A health professional in California reported cases where eclipse-viewers sought medical treatment because they put sunscreen on their eyeballs to view last week’s solar eclipse. reported that these individuals applied the sunscreen because they did not have the NASA-approved eyewear. “One of my colleagues at moonlight here stated yesterday that they had patients presenting at their clinic that put sunscreen on their eyeball, and presented that they were having pain and they were referred to an ophthalmologist,” Trish Patterson, a nurse at Prestige Urgent Care in Redding, Calif., said. The Sun also reported that doctors in Virginia have reported patients complaining of applying sunscreen to their eyes. The nurse said that it only takes seconds of staring at directly at the sun to cause lasting damage to the retina.

You really can’t make this stuff up, folks..

Doctors fat-shaming their patients happens more often than you think

Fat shaming doesn’t just hurt a person’s self-esteem. Studies show it can take a real toll on physical health, too. And according to a new review of research presented this week at the American Psychological Association’s annual convention, doctors are one of the biggest offenders when it comes to making people feel ashamed of the number on the scale. That statement may come as a surprise if you think of fat-shaming as mainly something that happens in social situations or over the Internet—or something that women do to themselves. But it definitely resonates with those who’ve experienced it firsthand. According to the review, this type of “medical fat shaming” can come in the form of disrespectful treatment, lectures about your weight, embarrassing comments, and a less thorough examination. Even well-meaning physicians, if they don’t approach the topic carefully, can ruin a patient’s experience at the doctor’s office—and potentially inflict long-term damage to their well being. “Studies show that the most common source of fat shaming is family members, and after family comes doctors,” says Joan Chrisler, PhD, a professor of psychology at Connecticut College, who presented the review at the conference. “I find that kind of upsetting, because these are the people who should have your best interests at heart, and instead they’re making you feel the worst.” Doctors need to be aware of this tendency for bias, says Chrisler, and should be making efforts to stop such behaviors in their offices. They may think that fat patients don’t know what’s best for them and need to be protected from their unhealthy behaviors, she says. “But really, most fat people know they’re fat—they don’t need to be told when they come in for a sore throat or a broken arm,” adds Chrisler.

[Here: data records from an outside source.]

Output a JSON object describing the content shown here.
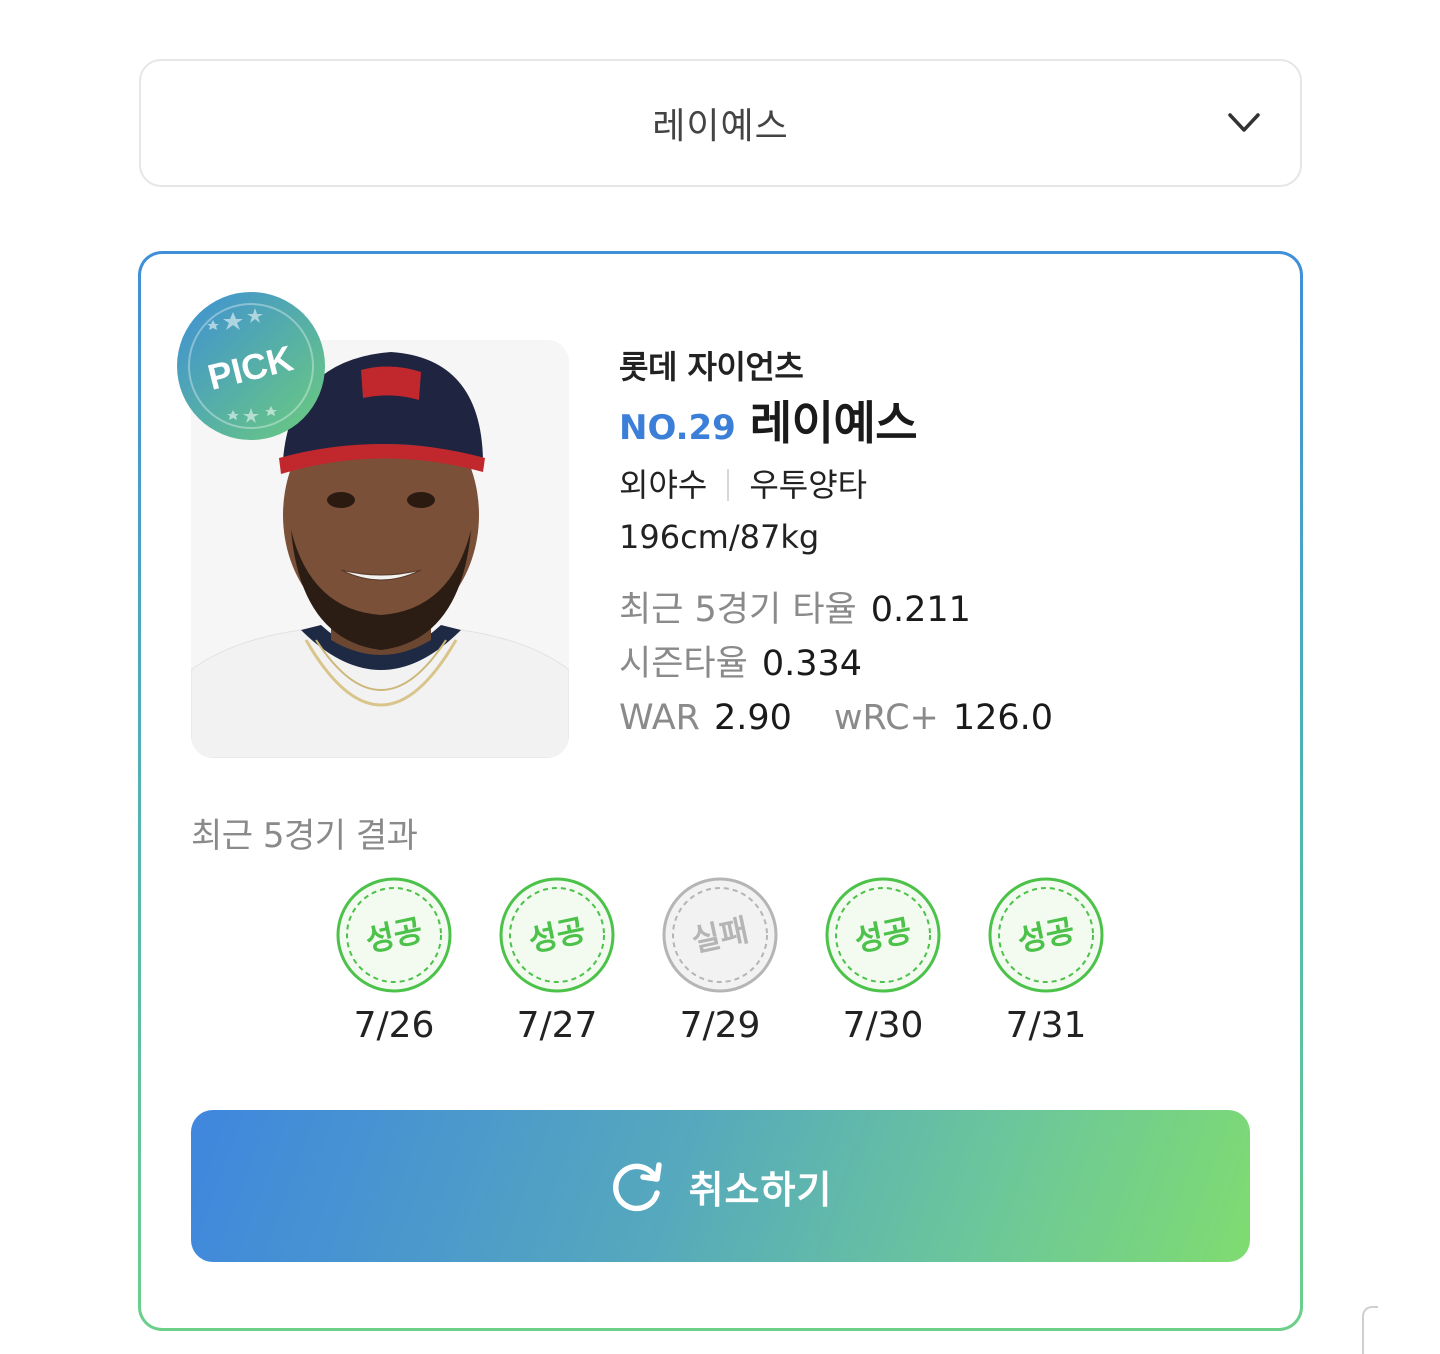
{
  "player_select": {
    "selected": "레이예스",
    "icon": "chevron-down-icon"
  },
  "player_card": {
    "badge": "PICK",
    "team": "롯데 자이언츠",
    "number": "NO.29",
    "name": "레이예스",
    "position": "외야수",
    "bats_throws": "우투양타",
    "body": "196cm/87kg",
    "stats": {
      "recent5_avg_label": "최근 5경기 타율",
      "recent5_avg": "0.211",
      "season_avg_label": "시즌타율",
      "season_avg": "0.334",
      "war_label": "WAR",
      "war": "2.90",
      "wrc_label": "wRC+",
      "wrc": "126.0"
    }
  },
  "recent_results": {
    "title": "최근 5경기 결과",
    "items": [
      {
        "result": "성공",
        "date": "7/26",
        "status": "success"
      },
      {
        "result": "성공",
        "date": "7/27",
        "status": "success"
      },
      {
        "result": "실패",
        "date": "7/29",
        "status": "fail"
      },
      {
        "result": "성공",
        "date": "7/30",
        "status": "success"
      },
      {
        "result": "성공",
        "date": "7/31",
        "status": "success"
      }
    ]
  },
  "cancel_button": {
    "label": "취소하기",
    "icon": "refresh-icon"
  },
  "colors": {
    "accent_blue": "#3b7fd8",
    "success_green": "#4cc24a",
    "fail_gray": "#b5b5b5",
    "gradient_start": "#3f86de",
    "gradient_end": "#7fdc70"
  }
}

Practices like weighing patients at every visit (especially in open areas where other people can see the number on the scale) can also make people hesitant to visit the doctor, says Chrisler, even when they have a problem unrelated to their weight. “They’re not going to want to come back for a follow-up visit after that,” she says, “and that could be seriously hurting their health.” The medical community does a disservice to larger patients in other ways, says Chrisler. Overweight people are often excluded from clinical trials, which means that recommended medication doses might not be appropriate for them. Some studies have suggested this to be the case for certain antibiotics and chemotherapy drugs. Other studies suggest that medical professionals tend to make assumptions about overweight people’s health and motivations. This means they might not take patients’ symptoms as seriously, and could miss or misdiagnose serious but treatable conditions. In one study of more than 300 autopsy reports, obese patients were 1.65 times more likely than others to have significant undiagnosed medical conditions, including bowel disease and lung cancer. Chrisler says that patients need to stand up for themselves and object when they feel their doctor is unfairly or inappropriately calling out their weight. “They can also change doctors if they have a physician who is treating them disrespectfully,” she says.

It’s been my experience, and maybe yours, that when I go to my primary care physician for whatever, that when the nurse is screening you (getting vitals, etc.), that they DO weigh you.  BUT, they ask you your height.  I’ve always noticed that.